** HOW TO COMPLETE THIS TASK **
Could you copy the records below exactly, leaving out any pictures?

RECORDS PROVIDED Block Start

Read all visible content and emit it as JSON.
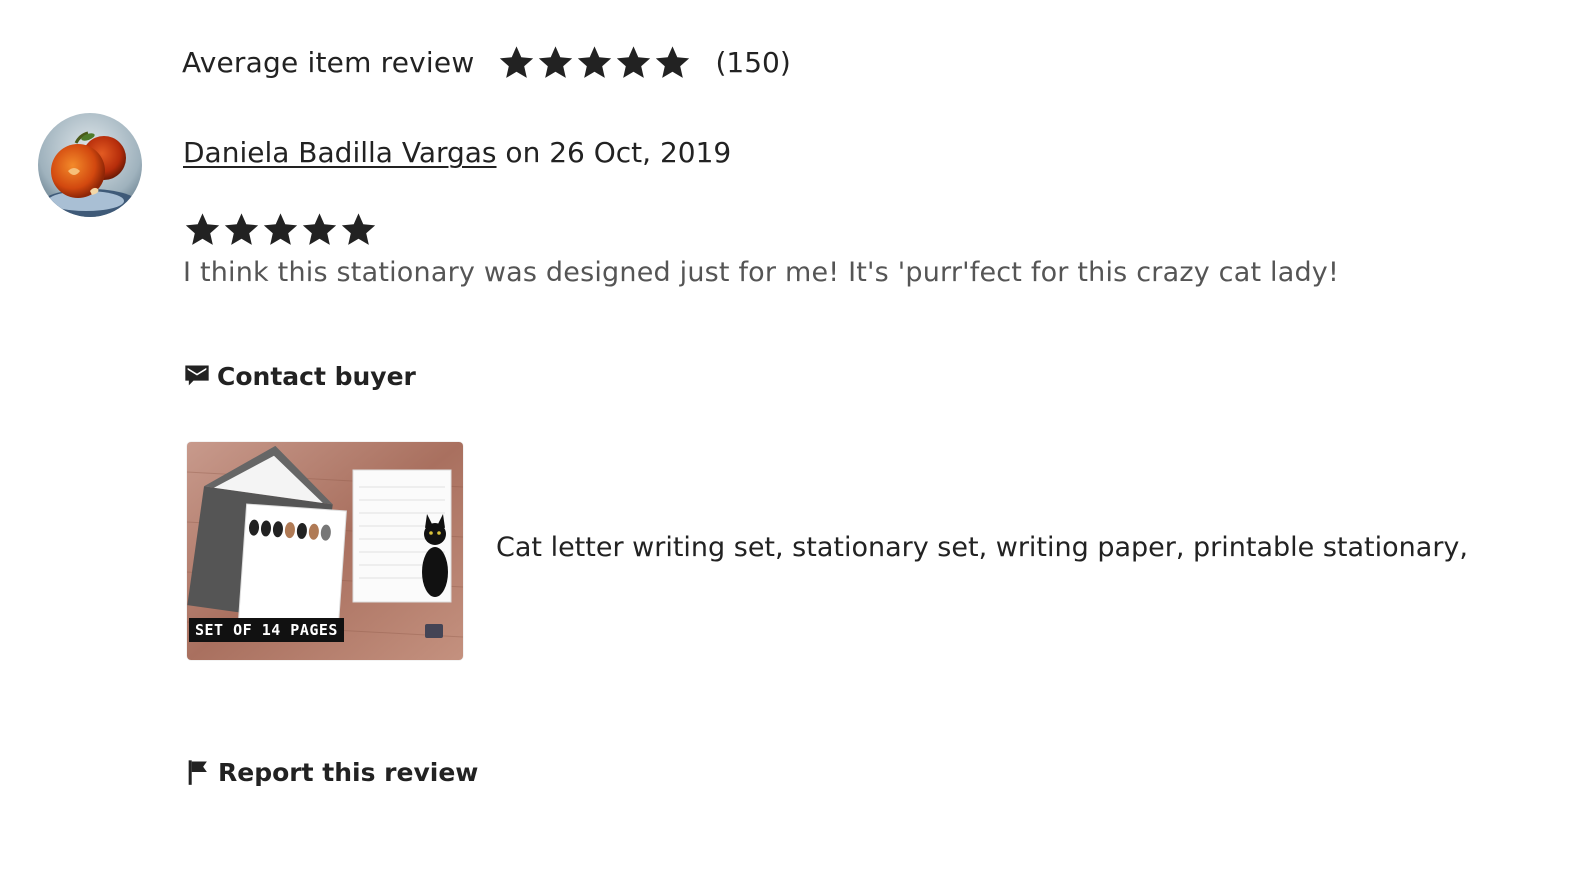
{
  "average": {
    "label": "Average item review",
    "rating": 5,
    "count": "(150)"
  },
  "review": {
    "reviewer_name": "Daniela Badilla Vargas",
    "date_text": " on 26 Oct, 2019",
    "rating": 5,
    "text": "I think this stationary was designed just for me! It's 'purr'fect for this crazy cat lady!"
  },
  "actions": {
    "contact_label": "Contact buyer",
    "report_label": "Report this review"
  },
  "product": {
    "title": "Cat letter writing set, stationary set, writing paper, printable stationary,",
    "thumb_badge": "SET OF 14 PAGES"
  },
  "colors": {
    "text": "#222222",
    "muted_text": "#555555",
    "star": "#222222"
  },
  "icons": {
    "star": "star-icon",
    "contact": "message-icon",
    "report": "flag-icon"
  }
}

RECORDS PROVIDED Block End

** RESPONSE TO THE TASK **
Read all visible content and emit it as JSON.
{
  "average": {
    "label": "Average item review",
    "rating": 5,
    "count": "(150)"
  },
  "review": {
    "reviewer_name": "Daniela Badilla Vargas",
    "date_text": " on 26 Oct, 2019",
    "rating": 5,
    "text": "I think this stationary was designed just for me! It's 'purr'fect for this crazy cat lady!"
  },
  "actions": {
    "contact_label": "Contact buyer",
    "report_label": "Report this review"
  },
  "product": {
    "title": "Cat letter writing set, stationary set, writing paper, printable stationary,",
    "thumb_badge": "SET OF 14 PAGES"
  },
  "colors": {
    "text": "#222222",
    "muted_text": "#555555",
    "star": "#222222"
  },
  "icons": {
    "star": "star-icon",
    "contact": "message-icon",
    "report": "flag-icon"
  }
}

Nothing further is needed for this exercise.